Sydansk, R. D., 1982, “Elevated-Temperature Caustic/Sandstone Interaction: Implications for Improving Oil Recovery,” SPE J., 22(4), pp. 453–462. [CrossRef]

Figures

Grahic Jump Location
Fig. 2

Effect of NaOH injection into Berea sandstone at 300 °F and flow rate = 5 cm3/min. Fines were observed in the core effluent samples directly after the injection of 2 wt. % NaOH with pH = 13.

Grahic Jump Location
Fig. 3

Pressure drop across the core of 2 wt. % stabilizer A at 300 °F as a function of the cumulative injected volume at a flow rate = 5 cm3/min treated later with 2 wt. % NaOH of pH = 13

Grahic Jump Location
Fig. 4

Pressure drop across the core of 2 wt. % TMAC at 300 °F as a function of the cumulative injected volume at a flow rate = 5 cm3/min treated later with 2 wt. % NaOH of pH = 13. Fines were noticed in the samples after less than 0.5 PV of DI water.

Grahic Jump Location
Fig. 5

Pressure drop across the core of 2 wt. % choline chloride at 300 °F as a function of the cumulative injected volume at a flow rate = 5 cm3/min treated later with 2 wt. % NaOH of pH = 13. Fines were noted in the core effluent samples after 0.5 PV of DI water injection.

Grahic Jump Location
Fig. 6

Pressure drop across the core of 2 wt. % choline chloride at 200 °F as a function of the cumulative injected volume followed directly by 2 wt. % NaOH at a flow rate = 5 cm3/min. Fines were noted in the core effluent samples directly after the injection of 2 wt. % NaOH.

Grahic Jump Location
Fig. 7

Pressure drop across the core of 2 wt. % TMAC at 200 °F as a function of the cumulative injected volume followed directly by 2 wt. % NaOH at a flow rate = 5 cm3/min. Fines were noted in the core effluent samples directly after the injection of 2 wt. % NaOH.

Grahic Jump Location
Fig. 8

Zeta potential measurements on kaolinite particles (0.37 μm) as a function of pH in different clay stabilizer solutions

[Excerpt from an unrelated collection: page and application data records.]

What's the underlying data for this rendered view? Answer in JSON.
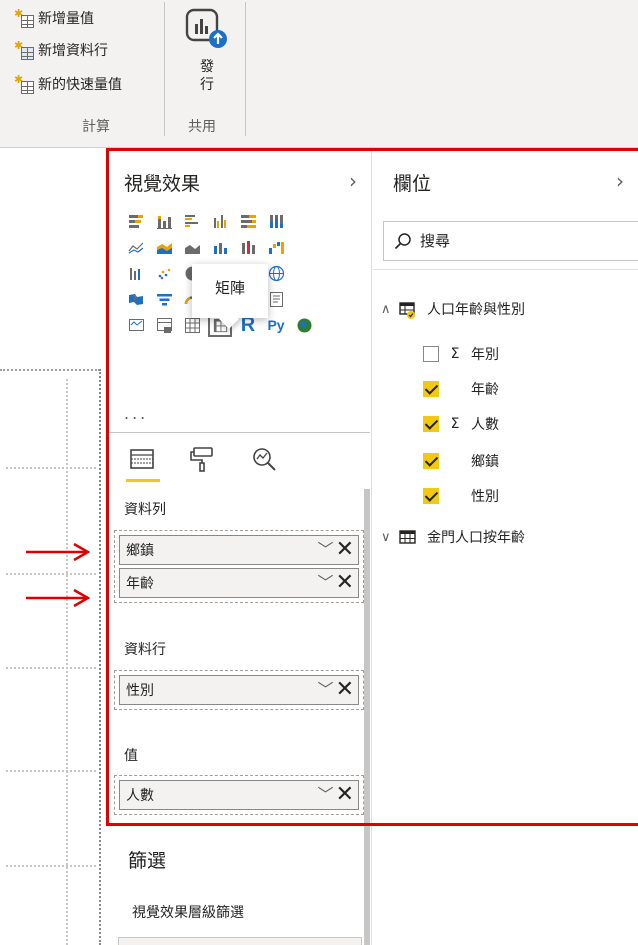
{
  "ribbon": {
    "calc_items": [
      "新增量值",
      "新增資料行",
      "新的快速量值"
    ],
    "calc_group_label": "計算",
    "publish_label": "發行",
    "share_group_label": "共用"
  },
  "visualizations": {
    "title": "視覺效果",
    "more": "...",
    "tooltip": "矩陣",
    "wells": {
      "rows_label": "資料列",
      "rows": [
        "鄉鎮",
        "年齡"
      ],
      "columns_label": "資料行",
      "columns": [
        "性別"
      ],
      "values_label": "值",
      "values": [
        "人數"
      ]
    },
    "filters_title": "篩選",
    "filters_sub": "視覺效果層級篩選"
  },
  "fields": {
    "title": "欄位",
    "search_placeholder": "搜尋",
    "tables": [
      {
        "name": "人口年齡與性別",
        "expanded": true,
        "fields": [
          {
            "name": "年別",
            "checked": false,
            "sigma": true
          },
          {
            "name": "年齡",
            "checked": true,
            "sigma": false
          },
          {
            "name": "人數",
            "checked": true,
            "sigma": true
          },
          {
            "name": "鄉鎮",
            "checked": true,
            "sigma": false
          },
          {
            "name": "性別",
            "checked": true,
            "sigma": false
          }
        ]
      },
      {
        "name": "金門人口按年齡",
        "expanded": false
      }
    ]
  },
  "icons": {
    "chevron_right": "›",
    "chevron_down_small": "﹀",
    "remove": "✕",
    "sigma": "Σ",
    "expand_up": "∧",
    "expand_down": "∨"
  },
  "colors": {
    "highlight_frame": "#e00000",
    "accent_yellow": "#f2c811",
    "arrow_red": "#e00000"
  }
}
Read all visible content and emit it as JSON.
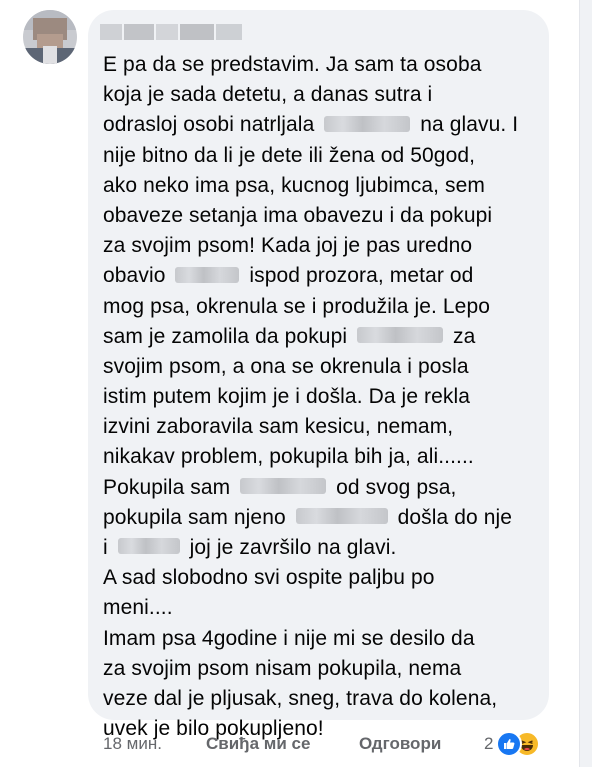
{
  "comment": {
    "author_name": "",
    "lines": [
      [
        {
          "t": "E pa da se predstavim. Ja sam ta osoba"
        }
      ],
      [
        {
          "t": "koja je sada detetu, a danas sutra i"
        }
      ],
      [
        {
          "t": "odrasloj osobi natrljala "
        },
        {
          "blur": 86
        },
        {
          "t": " na glavu. I"
        }
      ],
      [
        {
          "t": "nije bitno da li je dete ili žena od 50god,"
        }
      ],
      [
        {
          "t": "ako neko ima psa, kucnog ljubimca, sem"
        }
      ],
      [
        {
          "t": "obaveze setanja ima obavezu i da pokupi"
        }
      ],
      [
        {
          "t": "za svojim psom! Kada joj je pas uredno"
        }
      ],
      [
        {
          "t": "obavio "
        },
        {
          "blur": 64
        },
        {
          "t": " ispod prozora, metar od"
        }
      ],
      [
        {
          "t": "mog psa, okrenula se i produžila je. Lepo"
        }
      ],
      [
        {
          "t": "sam je zamolila da pokupi "
        },
        {
          "blur": 86
        },
        {
          "t": " za"
        }
      ],
      [
        {
          "t": "svojim psom, a ona se okrenula i posla"
        }
      ],
      [
        {
          "t": "istim putem kojim je i došla. Da je rekla"
        }
      ],
      [
        {
          "t": "izvini zaboravila sam kesicu, nemam,"
        }
      ],
      [
        {
          "t": "nikakav problem, pokupila bih ja, ali......"
        }
      ],
      [
        {
          "t": "Pokupila sam "
        },
        {
          "blur": 86
        },
        {
          "t": " od svog psa,"
        }
      ],
      [
        {
          "t": "pokupila sam njeno "
        },
        {
          "blur": 92
        },
        {
          "t": " došla do nje"
        }
      ],
      [
        {
          "t": "i "
        },
        {
          "blur": 62
        },
        {
          "t": " joj je završilo na glavi."
        }
      ],
      [
        {
          "t": "A sad slobodno svi ospite paljbu po"
        }
      ],
      [
        {
          "t": "meni...."
        }
      ],
      [
        {
          "t": "Imam psa 4godine i nije mi se desilo da"
        }
      ],
      [
        {
          "t": "za svojim psom nisam pokupila, nema"
        }
      ],
      [
        {
          "t": "veze dal je pljusak, sneg, trava do kolena,"
        }
      ],
      [
        {
          "t": "uvek je bilo pokupljeno!"
        }
      ]
    ]
  },
  "actions": {
    "time": "18 мин.",
    "like_label": "Свиђа ми се",
    "reply_label": "Одговори",
    "reaction_count": "2",
    "reaction_icons": [
      "like-reaction-icon",
      "haha-reaction-icon"
    ]
  },
  "colors": {
    "bubble": "#f0f2f5",
    "text": "#050505",
    "meta": "#65676b",
    "like_blue": "#1877f2",
    "haha_yellow": "#f7b928"
  }
}
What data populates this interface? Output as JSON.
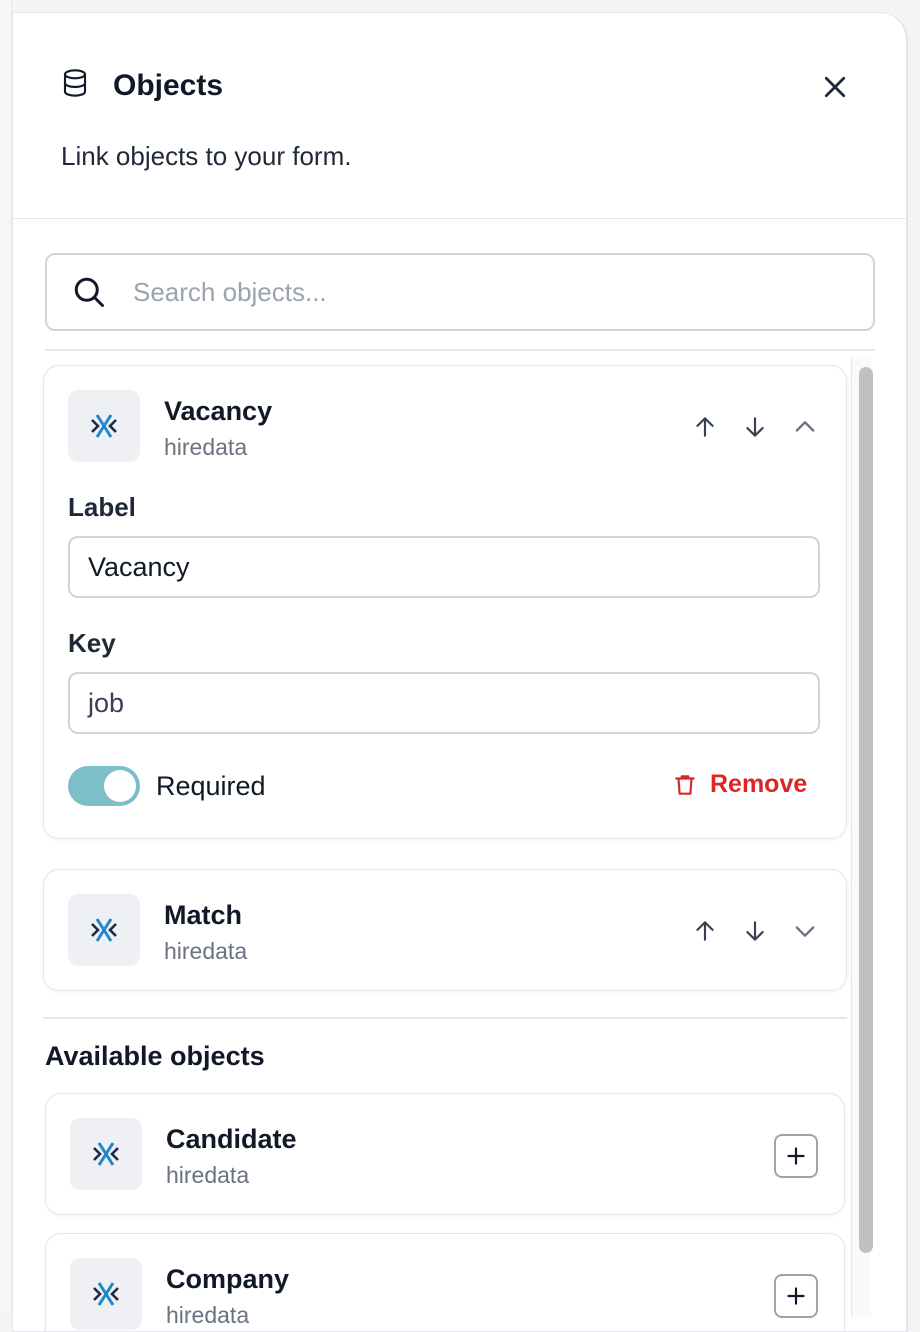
{
  "header": {
    "title": "Objects",
    "subtitle": "Link objects to your form.",
    "icon": "database-icon",
    "close_icon": "close-icon"
  },
  "search": {
    "placeholder": "Search objects..."
  },
  "linked_objects": [
    {
      "name": "Vacancy",
      "source": "hiredata",
      "expanded": true,
      "label_title": "Label",
      "label_value": "Vacancy",
      "key_title": "Key",
      "key_value": "job",
      "required_label": "Required",
      "required": true,
      "remove_label": "Remove"
    },
    {
      "name": "Match",
      "source": "hiredata",
      "expanded": false
    }
  ],
  "available": {
    "title": "Available objects",
    "items": [
      {
        "name": "Candidate",
        "source": "hiredata"
      },
      {
        "name": "Company",
        "source": "hiredata"
      }
    ]
  },
  "colors": {
    "toggle_on": "#7cbfc6",
    "danger": "#dc2626",
    "logo_blue": "#1e88c8",
    "logo_dark": "#1b2a4a"
  }
}
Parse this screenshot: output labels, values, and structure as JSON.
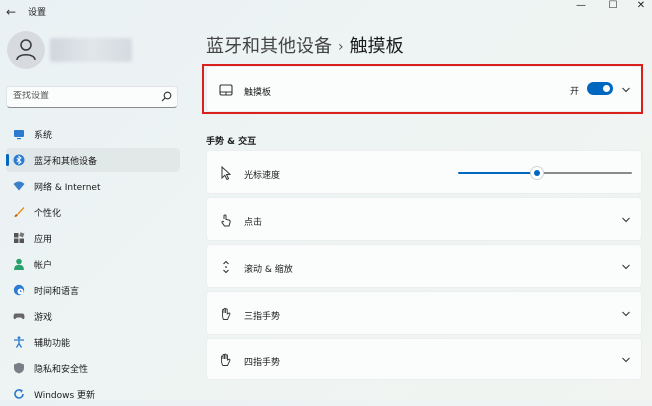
{
  "window": {
    "title": "设置",
    "minimize": "—",
    "maximize": "☐",
    "close": "✕"
  },
  "search": {
    "placeholder": "查找设置"
  },
  "sidebar": {
    "items": [
      {
        "label": "系统",
        "icon": "monitor-icon"
      },
      {
        "label": "蓝牙和其他设备",
        "icon": "bluetooth-icon",
        "active": true
      },
      {
        "label": "网络 & Internet",
        "icon": "wifi-icon"
      },
      {
        "label": "个性化",
        "icon": "brush-icon"
      },
      {
        "label": "应用",
        "icon": "apps-icon"
      },
      {
        "label": "帐户",
        "icon": "person-icon"
      },
      {
        "label": "时间和语言",
        "icon": "globe-clock-icon"
      },
      {
        "label": "游戏",
        "icon": "gamepad-icon"
      },
      {
        "label": "辅助功能",
        "icon": "accessibility-icon"
      },
      {
        "label": "隐私和安全性",
        "icon": "shield-icon"
      },
      {
        "label": "Windows 更新",
        "icon": "update-icon"
      }
    ]
  },
  "breadcrumb": {
    "parent": "蓝牙和其他设备",
    "separator": "›",
    "current": "触摸板"
  },
  "touchpad_card": {
    "label": "触摸板",
    "state_label": "开",
    "enabled": true
  },
  "section_title": "手势 & 交互",
  "cursor_speed": {
    "label": "光标速度",
    "value_fraction": 0.45
  },
  "gesture_cards": [
    {
      "label": "点击",
      "icon": "tap-icon"
    },
    {
      "label": "滚动 & 缩放",
      "icon": "scroll-icon"
    },
    {
      "label": "三指手势",
      "icon": "three-finger-hand-icon"
    },
    {
      "label": "四指手势",
      "icon": "four-finger-hand-icon"
    }
  ],
  "colors": {
    "accent": "#0067c0",
    "highlight_border": "#d9201c"
  }
}
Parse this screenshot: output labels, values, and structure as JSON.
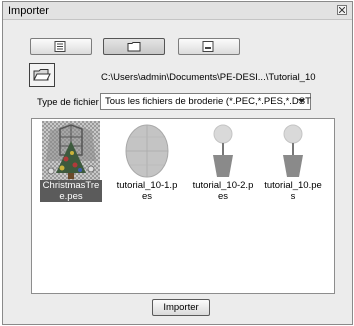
{
  "window": {
    "title": "Importer",
    "close_icon": "close-icon"
  },
  "view_buttons": [
    {
      "name": "list-view",
      "icon": "list-view-icon",
      "selected": false
    },
    {
      "name": "folder-view",
      "icon": "folder-icon",
      "selected": true
    },
    {
      "name": "thumbnail-view",
      "icon": "thumbnail-icon",
      "selected": false
    }
  ],
  "folder_button": {
    "icon": "open-folder-icon"
  },
  "path": "C:\\Users\\admin\\Documents\\PE-DESI...\\Tutorial_10",
  "file_type": {
    "label": "Type de fichier",
    "selected": "Tous les fichiers de broderie (*.PEC,*.PES,*.DST"
  },
  "files": [
    {
      "name": "ChristmasTree.pes",
      "thumbnail": "christmas-tree",
      "selected": true
    },
    {
      "name": "tutorial_10-1.pes",
      "thumbnail": "oval",
      "selected": false
    },
    {
      "name": "tutorial_10-2.pes",
      "thumbnail": "flower-pot",
      "selected": false
    },
    {
      "name": "tutorial_10.pes",
      "thumbnail": "flower-pot",
      "selected": false
    }
  ],
  "import_button": {
    "label": "Importer"
  },
  "colors": {
    "selection": "#5b5b5b",
    "dialog_bg": "#ececec"
  }
}
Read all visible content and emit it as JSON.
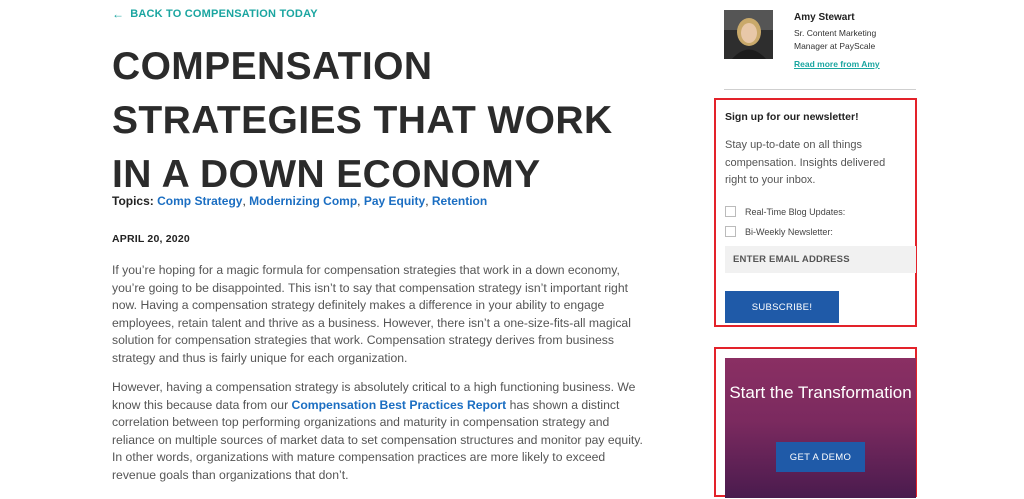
{
  "back_link": {
    "label": "BACK TO COMPENSATION TODAY",
    "icon": "arrow-left-icon"
  },
  "article": {
    "title": "COMPENSATION STRATEGIES THAT WORK IN A DOWN ECONOMY",
    "topics_label": "Topics:",
    "topics": [
      "Comp Strategy",
      "Modernizing Comp",
      "Pay Equity",
      "Retention"
    ],
    "date": "APRIL 20, 2020",
    "para1": "If you’re hoping for a magic formula for compensation strategies that work in a down economy, you’re going to be disappointed. This isn’t to say that compensation strategy isn’t important right now. Having a compensation strategy definitely makes a difference in your ability to engage employees, retain talent and thrive as a business. However, there isn’t a one-size-fits-all magical solution for compensation strategies that work. Compensation strategy derives from business strategy and thus is fairly unique for each organization.",
    "para2_before": "However, having a compensation strategy is absolutely critical to a high functioning business. We know this because data from our ",
    "para2_link": "Compensation Best Practices Report",
    "para2_after": " has shown a distinct correlation between top performing organizations and maturity in compensation strategy and reliance on multiple sources of market data to set compensation structures and monitor pay equity. In other words, organizations with mature compensation practices are more likely to exceed revenue goals than organizations that don’t."
  },
  "author": {
    "name": "Amy Stewart",
    "role": "Sr. Content Marketing Manager at PayScale",
    "link": "Read more from Amy"
  },
  "newsletter": {
    "title": "Sign up for our newsletter!",
    "description": "Stay up-to-date on all things compensation. Insights delivered right to your inbox.",
    "option1": "Real-Time Blog Updates:",
    "option2": "Bi-Weekly Newsletter:",
    "email_placeholder": "ENTER EMAIL ADDRESS",
    "submit": "SUBSCRIBE!"
  },
  "cta": {
    "title": "Start the Transformation",
    "button": "GET A DEMO"
  },
  "colors": {
    "accent_teal": "#1aa5a0",
    "link_blue": "#1b6ec2",
    "button_blue": "#1f5aa8",
    "highlight_red": "#e3222a"
  }
}
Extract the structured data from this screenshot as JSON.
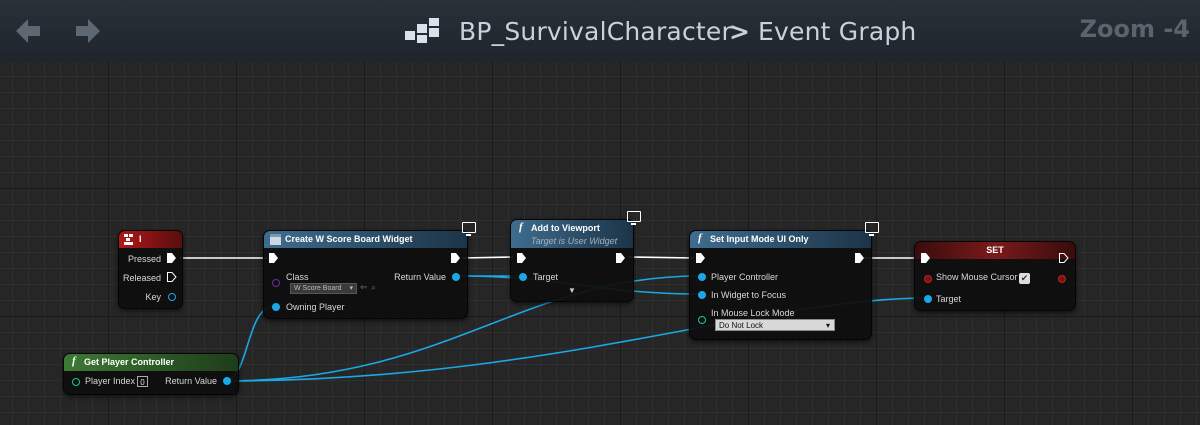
{
  "header": {
    "blueprint_name": "BP_SurvivalCharacter",
    "separator": ">",
    "graph_name": "Event Graph",
    "zoom": "Zoom -4",
    "back_icon": "arrow-left-icon",
    "forward_icon": "arrow-right-icon",
    "graph_icon": "blueprint-graph-icon"
  },
  "nodes": {
    "key_i": {
      "title": "I",
      "pins": {
        "pressed": "Pressed",
        "released": "Released",
        "key": "Key"
      }
    },
    "create_widget": {
      "title": "Create W Score Board Widget",
      "pins": {
        "class": "Class",
        "class_value": "W Score Board",
        "owning_player": "Owning Player",
        "return_value": "Return Value"
      }
    },
    "add_to_viewport": {
      "title": "Add to Viewport",
      "subtitle": "Target is User Widget",
      "pins": {
        "target": "Target"
      }
    },
    "set_input_mode": {
      "title": "Set Input Mode UI Only",
      "pins": {
        "player_controller": "Player Controller",
        "widget_to_focus": "In Widget to Focus",
        "mouse_lock_mode": "In Mouse Lock Mode",
        "mouse_lock_value": "Do Not Lock"
      }
    },
    "set_node": {
      "title": "SET",
      "pins": {
        "show_mouse_cursor": "Show Mouse Cursor",
        "show_mouse_cursor_checked": true,
        "target": "Target"
      }
    },
    "get_player_controller": {
      "title": "Get Player Controller",
      "pins": {
        "player_index": "Player Index",
        "player_index_value": "0",
        "return_value": "Return Value"
      }
    }
  },
  "colors": {
    "exec_wire": "#ffffff",
    "object_wire": "#1aa8e6",
    "event_header": "#8c1414",
    "function_header": "#2c4c6c",
    "pure_header": "#2f5a2a",
    "set_header": "#5a1414"
  }
}
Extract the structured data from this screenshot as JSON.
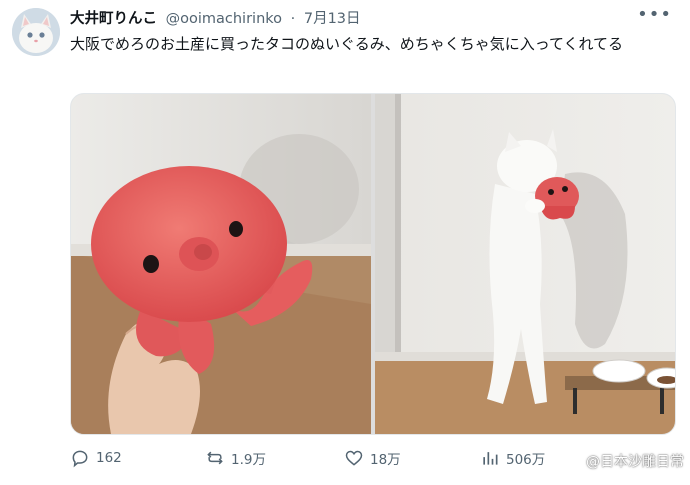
{
  "tweet": {
    "display_name": "大井町りんこ",
    "handle": "@ooimachirinko",
    "separator": "·",
    "date": "7月13日",
    "text": "大阪でめろのお土産に買ったタコのぬいぐるみ、めちゃくちゃ気に入ってくれてる",
    "more_icon": "more-dots-icon"
  },
  "media": {
    "images": [
      {
        "description": "hand-holding-octopus-plush"
      },
      {
        "description": "white-cat-hugging-octopus-plush"
      }
    ]
  },
  "actions": {
    "replies": "162",
    "retweets": "1.9万",
    "likes": "18万",
    "views": "506万"
  },
  "watermark": {
    "text": "@日本沙雕日常",
    "logo": "weibo-logo"
  },
  "colors": {
    "text_primary": "#0f1419",
    "text_secondary": "#536471",
    "octopus_plush": "#e65b5b"
  }
}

Tables

Errata

Discussions

Some tools below are only available to our subscribers or users with an online account.

Related Content

Customize your page view by dragging and repositioning the boxes below.

Related Journal Articles
Related eBook Content
Topic Collections

Sorry! You do not have access to this content. For assistance or to subscribe, please contact us:

  • TELEPHONE: 1-800-843-2763 (Toll-free in the USA)
  • EMAIL: asmedigitalcollection@asme.org
Sign In